Councils and the European Union. The budget for Pen Hadow’s latest venture, funded by
commercial sponsorship, is £3m.
Times have changed, levels of funding needed to do research have changed, and needs of
researchers have changed. The Society also has seen fit to change. Read letter by Professor
Keith Richards (PDF) or click this link http://tinyurl.com/pzhh7c
Reported Statement 13
“The concentration on the academic elements of geography, important as they are, has
diminished the Society.”
There is arguably less concentration on academic elements now than in the past given
the current breadth of Society activity; and given the fact that most of those involved in
the former large research programmes were scholars from universities and research
There is an inconsistency in this statement: most of the researchers in the former large field
projects were academics from universities and research institutes and PhD students.
Arguably the concentration on academic elements in the Society was larger then than now as
currently, in addition to supporting research and scientific expeditions, we also advance
geographical science in the areas of education, public engagement and policy. Furthermore,
the Society is the learned society and professional body for geography – we exist to advance
geography today. Finally, the Society’s governing body has for the past 30 years had
approximately 50% academics and 50% non-academic members Council.
Reported Statement 14
The merger between the RGS and IBG “brought about a change of emphasis to concentrate
on academic geography at the expense of field research.”
All aspects of geography are important to the Society. We continue to provide strong
support for field research in very many ways, and most of the funded projects are field-
based. The Expeditions and Fieldwork Committee and representatives from this
community on the Council embody the Society’s continuing commitment.
Academic geography has always been a key element of the Society’s work from our
foundation and mission to advance geographical science. Indeed it was following the
Society’s work in the 1800s that the first academic positions (Readerships) in geography in
Britain were established and part funded by the Society. One of the Society’s journals, that
currently titled The Geographical Journal, has been published for more than 175 years, and is
one of the world’s first scholarly journals for geography. The Society was also strongly
instrumental in establishing geography in schools around 1900.
After the merger took place in 1995 the Society continued its work on large field programmes
until 2001; and today, its enhanced grant-giving still largely support field-based research. The
former large field programmes for the most part involved academics and PhD students as
researchers, so the reported statement is contradictory and self-defeating. Arguably the
concentration on academic elements in the Society was larger then than now. Currently, in
addition to supporting research and scientific expeditions, we also advance geographical
science in the areas of education, public engagement and policy.
The merger offered the opportunity for the Society to consider its direction for the future, in a
changing world, while continuing to safeguard, through representation on the Council and in
their specific Committees, the interests of research, expeditions and fieldwork and the
Society’s education activities.
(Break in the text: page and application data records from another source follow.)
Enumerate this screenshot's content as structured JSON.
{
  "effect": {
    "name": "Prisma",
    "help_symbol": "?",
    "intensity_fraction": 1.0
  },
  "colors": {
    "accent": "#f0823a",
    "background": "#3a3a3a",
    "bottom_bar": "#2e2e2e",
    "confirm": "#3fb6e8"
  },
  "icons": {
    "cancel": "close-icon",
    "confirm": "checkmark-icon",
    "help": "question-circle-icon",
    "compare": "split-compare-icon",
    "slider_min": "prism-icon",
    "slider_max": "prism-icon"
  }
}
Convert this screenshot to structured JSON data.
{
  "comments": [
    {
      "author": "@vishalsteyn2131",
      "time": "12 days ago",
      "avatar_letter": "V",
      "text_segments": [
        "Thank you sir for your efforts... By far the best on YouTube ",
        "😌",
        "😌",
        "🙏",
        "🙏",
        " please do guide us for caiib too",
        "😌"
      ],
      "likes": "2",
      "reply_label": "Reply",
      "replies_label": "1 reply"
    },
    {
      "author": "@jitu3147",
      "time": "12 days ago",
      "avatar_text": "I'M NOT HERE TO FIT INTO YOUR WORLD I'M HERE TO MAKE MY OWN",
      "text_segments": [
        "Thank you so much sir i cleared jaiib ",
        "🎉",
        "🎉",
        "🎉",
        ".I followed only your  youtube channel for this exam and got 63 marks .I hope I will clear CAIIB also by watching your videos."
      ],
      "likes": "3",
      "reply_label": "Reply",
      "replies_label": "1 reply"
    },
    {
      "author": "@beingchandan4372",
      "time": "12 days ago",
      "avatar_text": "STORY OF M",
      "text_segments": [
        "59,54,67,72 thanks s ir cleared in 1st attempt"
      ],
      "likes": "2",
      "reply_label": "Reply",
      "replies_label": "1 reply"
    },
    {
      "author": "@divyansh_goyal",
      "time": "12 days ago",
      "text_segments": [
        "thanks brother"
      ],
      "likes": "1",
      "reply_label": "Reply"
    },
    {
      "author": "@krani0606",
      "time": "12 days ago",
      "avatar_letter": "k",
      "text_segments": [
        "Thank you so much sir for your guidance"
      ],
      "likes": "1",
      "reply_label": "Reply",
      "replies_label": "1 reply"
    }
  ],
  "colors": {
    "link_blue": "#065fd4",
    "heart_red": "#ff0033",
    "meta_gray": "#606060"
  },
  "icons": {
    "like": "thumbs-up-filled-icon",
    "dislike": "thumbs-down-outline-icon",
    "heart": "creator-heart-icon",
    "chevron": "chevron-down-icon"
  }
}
Such representation is set out in the bye-laws and was agreed
at the time of merger.
Reported Statement 15
It has been implied that Sir Ernest Shackleton’s 1914-1917venture to Antarctica was an RGS
The Society supported this venture with a grant. It was not an RGS expedition. Many of
the other examples quoted in the press were also grant supported; some were Society
The Society supported Sir Ernest Shackleton’s expedition in 1914-1917 with a grant of £1,000.
The remaining £59,000 was raised by Sir Ernest from other sources. This is exactly the same
principle as the Society’s grant giving today. For further details of our support for those
individuals mentioned in the press, please follow this link or click the link below
For other historic examples of grant funding, endorsement and society-fundraised and led
research programmes and expeditions please follow the link on www.rgs.org/sgm
Royal Geographical Society (with IBG)